Other maintenance items in the display are in code, that are main-codes and sub-codes to indicate transmission, belts and other components connected to a mileage interval.
Honda specifies mostly API-approved 0W-20 or 5W-20 oils, but there is a different spec to note for the 2007-’12 Acura RDX that requires Honda/Acura HTO-06 motor oil, which was developed to ensure adequate protection for turbocharged and variable valvetrain engines.
Nissan does not have an intelligent oil life monitor. It is strictly mileage-based and the interval can be changed in the driver information center or infotainment module, on some models. Most 2005 and newer models have an “Oil and Filter” Dashboard idiot light.
Subaru’s oil change interval warning is based on mileage like Nissan and Toyota. Starting in 2012, most Subarus included an oil level sensor. The sensor turns on a light when there is typically less than two quarts of oil left in the pan.

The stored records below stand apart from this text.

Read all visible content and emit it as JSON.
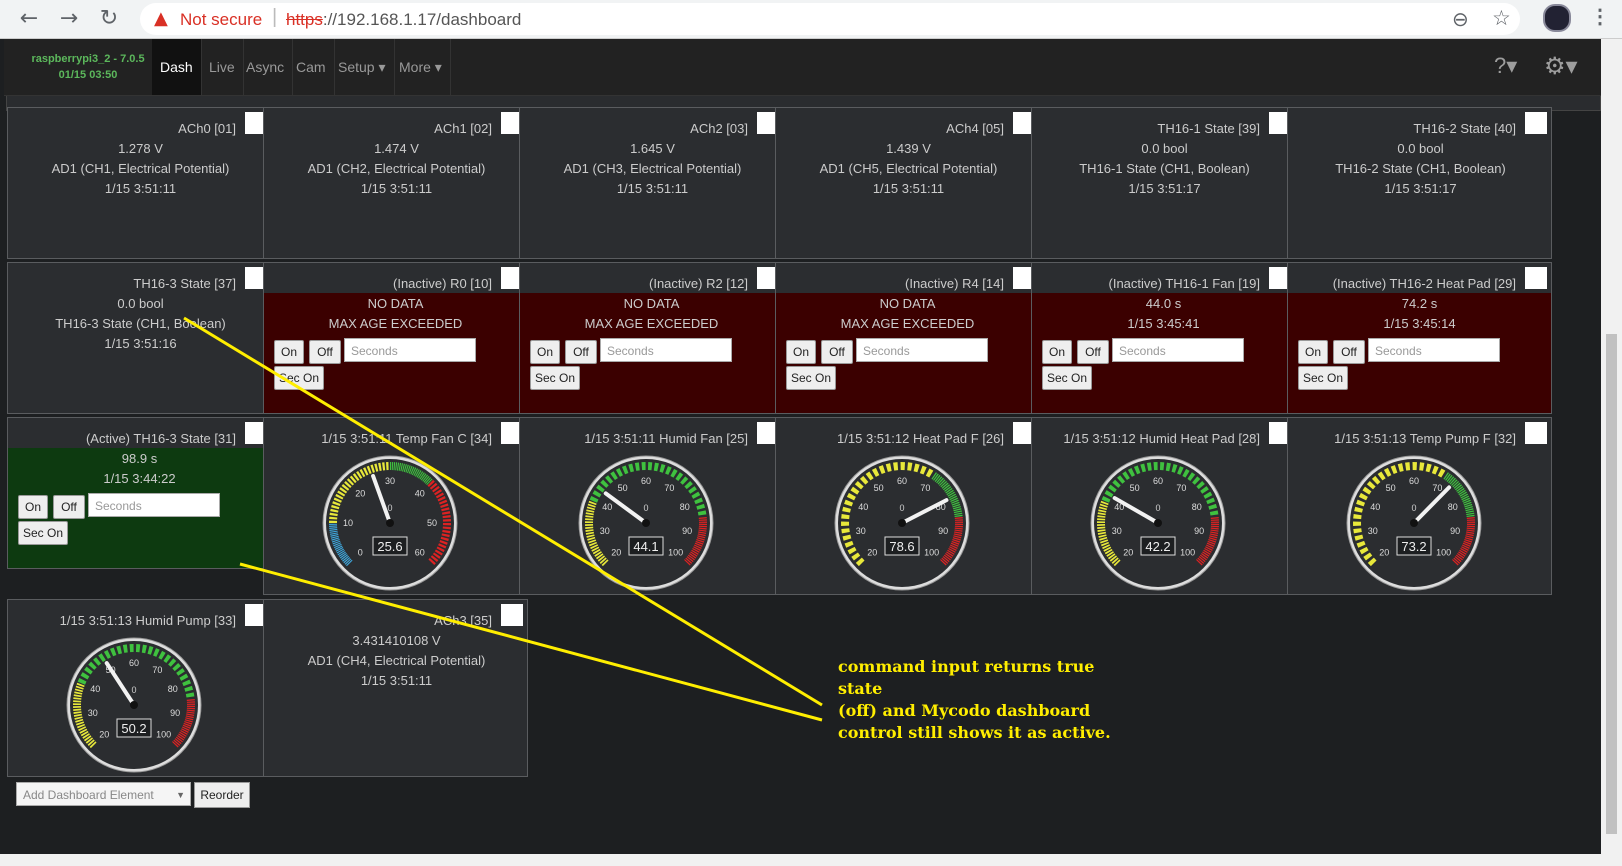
{
  "browser": {
    "not_secure": "Not secure",
    "url_scheme": "https",
    "url_rest": "://192.168.1.17/dashboard",
    "icons": [
      "back-icon",
      "forward-icon",
      "reload-icon",
      "warning-icon",
      "zoom-icon",
      "star-icon",
      "profile-icon",
      "menu-icon"
    ]
  },
  "navbar": {
    "brand_line1": "raspberrypi3_2 - 7.0.5",
    "brand_line2": "01/15 03:50",
    "items": [
      "Dash",
      "Live",
      "Async",
      "Cam",
      "Setup ▾",
      "More ▾"
    ],
    "active": "Dash"
  },
  "inputs_row": [
    {
      "title": "ACh0 [01]",
      "value": "1.278 V",
      "desc": "AD1 (CH1, Electrical Potential)",
      "time": "1/15 3:51:11"
    },
    {
      "title": "ACh1 [02]",
      "value": "1.474 V",
      "desc": "AD1 (CH2, Electrical Potential)",
      "time": "1/15 3:51:11"
    },
    {
      "title": "ACh2 [03]",
      "value": "1.645 V",
      "desc": "AD1 (CH3, Electrical Potential)",
      "time": "1/15 3:51:11"
    },
    {
      "title": "ACh4 [05]",
      "value": "1.439 V",
      "desc": "AD1 (CH5, Electrical Potential)",
      "time": "1/15 3:51:11"
    },
    {
      "title": "TH16-1 State [39]",
      "value": "0.0 bool",
      "desc": "TH16-1 State (CH1, Boolean)",
      "time": "1/15 3:51:17"
    },
    {
      "title": "TH16-2 State [40]",
      "value": "0.0 bool",
      "desc": "TH16-2 State (CH1, Boolean)",
      "time": "1/15 3:51:17"
    }
  ],
  "th16_3_state": {
    "title": "TH16-3 State [37]",
    "value": "0.0 bool",
    "desc": "TH16-3 State (CH1, Boolean)",
    "time": "1/15 3:51:16"
  },
  "outputs": [
    {
      "title": "(Inactive) R0 [10]",
      "line1": "NO DATA",
      "line2": "MAX AGE EXCEEDED",
      "state": "inactive"
    },
    {
      "title": "(Inactive) R2 [12]",
      "line1": "NO DATA",
      "line2": "MAX AGE EXCEEDED",
      "state": "inactive"
    },
    {
      "title": "(Inactive) R4 [14]",
      "line1": "NO DATA",
      "line2": "MAX AGE EXCEEDED",
      "state": "inactive"
    },
    {
      "title": "(Inactive) TH16-1 Fan [19]",
      "line1": "44.0 s",
      "line2": "1/15 3:45:41",
      "state": "inactive"
    },
    {
      "title": "(Inactive) TH16-2 Heat Pad [29]",
      "line1": "74.2 s",
      "line2": "1/15 3:45:14",
      "state": "inactive"
    }
  ],
  "active_output": {
    "title": "(Active) TH16-3 State [31]",
    "line1": "98.9 s",
    "line2": "1/15 3:44:22",
    "state": "active"
  },
  "controls": {
    "on": "On",
    "off": "Off",
    "seconds_placeholder": "Seconds",
    "sec_on": "Sec On"
  },
  "gauges": [
    {
      "title": "1/15 3:51:11 Temp Fan C [34]",
      "value": 25.6,
      "display": "25.6",
      "min": 0,
      "max": 60,
      "ticks": [
        "0",
        "10",
        "20",
        "30",
        "40",
        "50",
        "60"
      ],
      "center": "0",
      "bands": [
        {
          "from": 0,
          "to": 10,
          "color": "#3fa7dc"
        },
        {
          "from": 10,
          "to": 30,
          "color": "#e8e83a"
        },
        {
          "from": 30,
          "to": 40,
          "color": "#3fc13f"
        },
        {
          "from": 40,
          "to": 60,
          "color": "#dd2222"
        }
      ]
    },
    {
      "title": "1/15 3:51:11 Humid Fan [25]",
      "value": 44.1,
      "display": "44.1",
      "min": 20,
      "max": 100,
      "ticks": [
        "20",
        "30",
        "40",
        "50",
        "60",
        "70",
        "80",
        "90",
        "100"
      ],
      "center": "0",
      "bands": [
        {
          "from": 20,
          "to": 40,
          "color": "#e8e83a"
        },
        {
          "from": 40,
          "to": 85,
          "color": "#3fc13f"
        },
        {
          "from": 85,
          "to": 100,
          "color": "#dd2222"
        }
      ]
    },
    {
      "title": "1/15 3:51:12 Heat Pad F [26]",
      "value": 78.6,
      "display": "78.6",
      "min": 20,
      "max": 100,
      "ticks": [
        "20",
        "30",
        "40",
        "50",
        "60",
        "70",
        "80",
        "90",
        "100"
      ],
      "center": "0",
      "bands": [
        {
          "from": 20,
          "to": 70,
          "color": "#e8e83a"
        },
        {
          "from": 70,
          "to": 85,
          "color": "#3fc13f"
        },
        {
          "from": 85,
          "to": 100,
          "color": "#dd2222"
        }
      ]
    },
    {
      "title": "1/15 3:51:12 Humid Heat Pad [28]",
      "value": 42.2,
      "display": "42.2",
      "min": 20,
      "max": 100,
      "ticks": [
        "20",
        "30",
        "40",
        "50",
        "60",
        "70",
        "80",
        "90",
        "100"
      ],
      "center": "0",
      "bands": [
        {
          "from": 20,
          "to": 40,
          "color": "#e8e83a"
        },
        {
          "from": 40,
          "to": 85,
          "color": "#3fc13f"
        },
        {
          "from": 85,
          "to": 100,
          "color": "#dd2222"
        }
      ]
    },
    {
      "title": "1/15 3:51:13 Temp Pump F [32]",
      "value": 73.2,
      "display": "73.2",
      "min": 20,
      "max": 100,
      "ticks": [
        "20",
        "30",
        "40",
        "50",
        "60",
        "70",
        "80",
        "90",
        "100"
      ],
      "center": "0",
      "bands": [
        {
          "from": 20,
          "to": 70,
          "color": "#e8e83a"
        },
        {
          "from": 70,
          "to": 85,
          "color": "#3fc13f"
        },
        {
          "from": 85,
          "to": 100,
          "color": "#dd2222"
        }
      ]
    },
    {
      "title": "1/15 3:51:13 Humid Pump [33]",
      "value": 50.2,
      "display": "50.2",
      "min": 20,
      "max": 100,
      "ticks": [
        "20",
        "30",
        "40",
        "50",
        "60",
        "70",
        "80",
        "90",
        "100"
      ],
      "center": "0",
      "bands": [
        {
          "from": 20,
          "to": 40,
          "color": "#e8e83a"
        },
        {
          "from": 40,
          "to": 85,
          "color": "#3fc13f"
        },
        {
          "from": 85,
          "to": 100,
          "color": "#dd2222"
        }
      ]
    }
  ],
  "ach3": {
    "title": "ACh3 [35]",
    "value": "3.431410108 V",
    "desc": "AD1 (CH4, Electrical Potential)",
    "time": "1/15 3:51:11"
  },
  "bottom": {
    "add_element": "Add Dashboard Element",
    "reorder": "Reorder"
  },
  "annotation": {
    "line1": "command input returns true state",
    "line2": "(off) and Mycodo dashboard",
    "line3": "control still shows it as active.",
    "color": "#ffee00"
  },
  "colors": {
    "inactive_bg": "#3b0000",
    "active_bg": "#0d3a10",
    "brand": "#5cb85c"
  }
}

The sensor is active during startup and under certain running conditions. Some Subaru owners mistake this light for a maintenance light.
Scheduled oil changes can keep the camshaft actuators working in optimal condition to control the exposure of the intake valves. High-quality oils with lower volatility can reduce the volume of vapors in the crankcase.
You can’t judge an oil filter just by opening it up and counting the pleats. Most reputable oil filter manufacturers have a warranty that will cover engine damage if the filter fails within the OE-recommended oil change intervals. If a filter manufacturer does not have this type of warranty, don’t take a chance on their filters.
With oil life indicators pushing oil changes past 6,000 miles, the filter is under more stress. During a longer interval, the oil can become more damaging to the filter media and the glue that holds the media to the end caps. On spin-on oil filters, the old oil can damage the bypass and anti-drain back valves.
High-quality oil filters are designed with greater capacity and higher efficiency, so they can handle more contaminants over an extended interval without having to go into bypass mode. Some filter manufacturers have specific lines of filters designed to last longer than 10,000 miles.
Over time, the filter can collect enough contaminants to become restricted. The engine can sense that the filter is blocked by the pressure differential between the oil going into the filter and the oil going out. If the difference in pressure is great enough, the engine will bypass the filter media to keep the oil pressure in an operational range that will prevent damage.
When a system is in bypass, contaminants are not being filtered out of the oil. This is fine if the oil is cold during startup. Over a longer period, however, wear can be rapidly accelerated.